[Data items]
^^^^^^^^

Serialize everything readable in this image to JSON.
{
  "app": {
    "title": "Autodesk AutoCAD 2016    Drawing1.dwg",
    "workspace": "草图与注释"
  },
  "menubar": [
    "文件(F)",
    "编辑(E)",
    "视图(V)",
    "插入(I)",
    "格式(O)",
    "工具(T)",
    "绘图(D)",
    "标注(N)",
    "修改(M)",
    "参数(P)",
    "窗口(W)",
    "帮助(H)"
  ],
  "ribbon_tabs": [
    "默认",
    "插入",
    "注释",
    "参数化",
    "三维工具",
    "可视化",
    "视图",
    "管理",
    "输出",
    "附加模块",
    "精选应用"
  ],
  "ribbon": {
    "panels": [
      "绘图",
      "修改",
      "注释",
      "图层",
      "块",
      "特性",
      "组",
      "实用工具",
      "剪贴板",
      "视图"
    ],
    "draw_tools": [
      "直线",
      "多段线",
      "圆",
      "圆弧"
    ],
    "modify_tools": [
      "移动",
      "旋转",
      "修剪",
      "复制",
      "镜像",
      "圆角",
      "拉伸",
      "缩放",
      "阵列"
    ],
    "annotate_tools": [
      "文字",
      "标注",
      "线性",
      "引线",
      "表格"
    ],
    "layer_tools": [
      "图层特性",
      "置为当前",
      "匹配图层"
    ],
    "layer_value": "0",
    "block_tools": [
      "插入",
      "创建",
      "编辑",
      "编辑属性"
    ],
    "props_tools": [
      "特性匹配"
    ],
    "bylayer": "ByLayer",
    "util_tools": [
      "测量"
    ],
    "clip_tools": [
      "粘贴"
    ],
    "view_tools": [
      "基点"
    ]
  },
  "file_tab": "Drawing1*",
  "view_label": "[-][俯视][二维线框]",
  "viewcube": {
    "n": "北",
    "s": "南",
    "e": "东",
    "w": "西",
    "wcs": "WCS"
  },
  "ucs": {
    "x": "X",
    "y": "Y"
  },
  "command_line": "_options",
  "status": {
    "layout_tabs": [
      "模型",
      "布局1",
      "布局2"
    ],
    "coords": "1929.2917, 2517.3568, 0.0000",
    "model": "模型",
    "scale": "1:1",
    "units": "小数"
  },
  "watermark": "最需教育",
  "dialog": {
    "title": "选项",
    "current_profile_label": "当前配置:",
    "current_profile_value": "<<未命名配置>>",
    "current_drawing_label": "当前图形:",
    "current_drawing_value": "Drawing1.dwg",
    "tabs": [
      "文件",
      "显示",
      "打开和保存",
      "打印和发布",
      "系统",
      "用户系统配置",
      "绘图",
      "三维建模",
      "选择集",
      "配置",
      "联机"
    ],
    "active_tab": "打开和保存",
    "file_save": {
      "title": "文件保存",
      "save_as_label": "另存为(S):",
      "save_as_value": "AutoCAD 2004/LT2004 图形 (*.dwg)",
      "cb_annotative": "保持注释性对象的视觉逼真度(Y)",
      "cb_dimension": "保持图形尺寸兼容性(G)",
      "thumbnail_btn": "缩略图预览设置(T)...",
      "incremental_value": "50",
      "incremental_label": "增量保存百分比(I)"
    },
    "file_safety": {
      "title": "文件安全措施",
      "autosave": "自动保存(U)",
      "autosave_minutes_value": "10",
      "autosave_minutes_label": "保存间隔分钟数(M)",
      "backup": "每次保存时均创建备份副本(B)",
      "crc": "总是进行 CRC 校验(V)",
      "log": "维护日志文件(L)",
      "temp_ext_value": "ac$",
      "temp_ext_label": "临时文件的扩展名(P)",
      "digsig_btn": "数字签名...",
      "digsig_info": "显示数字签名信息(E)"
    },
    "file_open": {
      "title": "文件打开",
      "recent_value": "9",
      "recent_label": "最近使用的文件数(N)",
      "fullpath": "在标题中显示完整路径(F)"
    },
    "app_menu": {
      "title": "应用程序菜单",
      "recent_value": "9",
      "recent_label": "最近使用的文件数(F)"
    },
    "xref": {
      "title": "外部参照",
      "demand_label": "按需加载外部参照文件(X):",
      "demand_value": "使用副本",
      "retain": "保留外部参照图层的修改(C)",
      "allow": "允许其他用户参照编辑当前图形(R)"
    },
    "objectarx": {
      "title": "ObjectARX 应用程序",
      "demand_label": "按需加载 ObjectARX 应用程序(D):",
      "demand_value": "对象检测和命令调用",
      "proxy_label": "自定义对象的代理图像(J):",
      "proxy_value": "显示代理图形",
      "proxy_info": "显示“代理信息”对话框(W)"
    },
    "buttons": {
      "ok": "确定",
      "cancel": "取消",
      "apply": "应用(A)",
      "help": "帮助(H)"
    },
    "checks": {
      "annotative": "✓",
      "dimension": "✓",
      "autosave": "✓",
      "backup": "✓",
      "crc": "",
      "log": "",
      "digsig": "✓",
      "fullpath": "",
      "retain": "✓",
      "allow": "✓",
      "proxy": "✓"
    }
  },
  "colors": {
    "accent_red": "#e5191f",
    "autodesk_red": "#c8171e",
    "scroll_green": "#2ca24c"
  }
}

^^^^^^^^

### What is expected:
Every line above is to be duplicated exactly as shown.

### Exercise result:
Serialize everything readable in this image to JSON.
{
  "app": {
    "title": "Autodesk AutoCAD 2016    Drawing1.dwg",
    "workspace": "草图与注释"
  },
  "menubar": [
    "文件(F)",
    "编辑(E)",
    "视图(V)",
    "插入(I)",
    "格式(O)",
    "工具(T)",
    "绘图(D)",
    "标注(N)",
    "修改(M)",
    "参数(P)",
    "窗口(W)",
    "帮助(H)"
  ],
  "ribbon_tabs": [
    "默认",
    "插入",
    "注释",
    "参数化",
    "三维工具",
    "可视化",
    "视图",
    "管理",
    "输出",
    "附加模块",
    "精选应用"
  ],
  "ribbon": {
    "panels": [
      "绘图",
      "修改",
      "注释",
      "图层",
      "块",
      "特性",
      "组",
      "实用工具",
      "剪贴板",
      "视图"
    ],
    "draw_tools": [
      "直线",
      "多段线",
      "圆",
      "圆弧"
    ],
    "modify_tools": [
      "移动",
      "旋转",
      "修剪",
      "复制",
      "镜像",
      "圆角",
      "拉伸",
      "缩放",
      "阵列"
    ],
    "annotate_tools": [
      "文字",
      "标注",
      "线性",
      "引线",
      "表格"
    ],
    "layer_tools": [
      "图层特性",
      "置为当前",
      "匹配图层"
    ],
    "layer_value": "0",
    "block_tools": [
      "插入",
      "创建",
      "编辑",
      "编辑属性"
    ],
    "props_tools": [
      "特性匹配"
    ],
    "bylayer": "ByLayer",
    "util_tools": [
      "测量"
    ],
    "clip_tools": [
      "粘贴"
    ],
    "view_tools": [
      "基点"
    ]
  },
  "file_tab": "Drawing1*",
  "view_label": "[-][俯视][二维线框]",
  "viewcube": {
    "n": "北",
    "s": "南",
    "e": "东",
    "w": "西",
    "wcs": "WCS"
  },
  "ucs": {
    "x": "X",
    "y": "Y"
  },
  "command_line": "_options",
  "status": {
    "layout_tabs": [
      "模型",
      "布局1",
      "布局2"
    ],
    "coords": "1929.2917, 2517.3568, 0.0000",
    "model": "模型",
    "scale": "1:1",
    "units": "小数"
  },
  "watermark": "最需教育",
  "dialog": {
    "title": "选项",
    "current_profile_label": "当前配置:",
    "current_profile_value": "<<未命名配置>>",
    "current_drawing_label": "当前图形:",
    "current_drawing_value": "Drawing1.dwg",
    "tabs": [
      "文件",
      "显示",
      "打开和保存",
      "打印和发布",
      "系统",
      "用户系统配置",
      "绘图",
      "三维建模",
      "选择集",
      "配置",
      "联机"
    ],
    "active_tab": "打开和保存",
    "file_save": {
      "title": "文件保存",
      "save_as_label": "另存为(S):",
      "save_as_value": "AutoCAD 2004/LT2004 图形 (*.dwg)",
      "cb_annotative": "保持注释性对象的视觉逼真度(Y)",
      "cb_dimension": "保持图形尺寸兼容性(G)",
      "thumbnail_btn": "缩略图预览设置(T)...",
      "incremental_value": "50",
      "incremental_label": "增量保存百分比(I)"
    },
    "file_safety": {
      "title": "文件安全措施",
      "autosave": "自动保存(U)",
      "autosave_minutes_value": "10",
      "autosave_minutes_label": "保存间隔分钟数(M)",
      "backup": "每次保存时均创建备份副本(B)",
      "crc": "总是进行 CRC 校验(V)",
      "log": "维护日志文件(L)",
      "temp_ext_value": "ac$",
      "temp_ext_label": "临时文件的扩展名(P)",
      "digsig_btn": "数字签名...",
      "digsig_info": "显示数字签名信息(E)"
    },
    "file_open": {
      "title": "文件打开",
      "recent_value": "9",
      "recent_label": "最近使用的文件数(N)",
      "fullpath": "在标题中显示完整路径(F)"
    },
    "app_menu": {
      "title": "应用程序菜单",
      "recent_value": "9",
      "recent_label": "最近使用的文件数(F)"
    },
    "xref": {
      "title": "外部参照",
      "demand_label": "按需加载外部参照文件(X):",
      "demand_value": "使用副本",
      "retain": "保留外部参照图层的修改(C)",
      "allow": "允许其他用户参照编辑当前图形(R)"
    },
    "objectarx": {
      "title": "ObjectARX 应用程序",
      "demand_label": "按需加载 ObjectARX 应用程序(D):",
      "demand_value": "对象检测和命令调用",
      "proxy_label": "自定义对象的代理图像(J):",
      "proxy_value": "显示代理图形",
      "proxy_info": "显示“代理信息”对话框(W)"
    },
    "buttons": {
      "ok": "确定",
      "cancel": "取消",
      "apply": "应用(A)",
      "help": "帮助(H)"
    },
    "checks": {
      "annotative": "✓",
      "dimension": "✓",
      "autosave": "✓",
      "backup": "✓",
      "crc": "",
      "log": "",
      "digsig": "✓",
      "fullpath": "",
      "retain": "✓",
      "allow": "✓",
      "proxy": "✓"
    }
  },
  "colors": {
    "accent_red": "#e5191f",
    "autodesk_red": "#c8171e",
    "scroll_green": "#2ca24c"
  }
}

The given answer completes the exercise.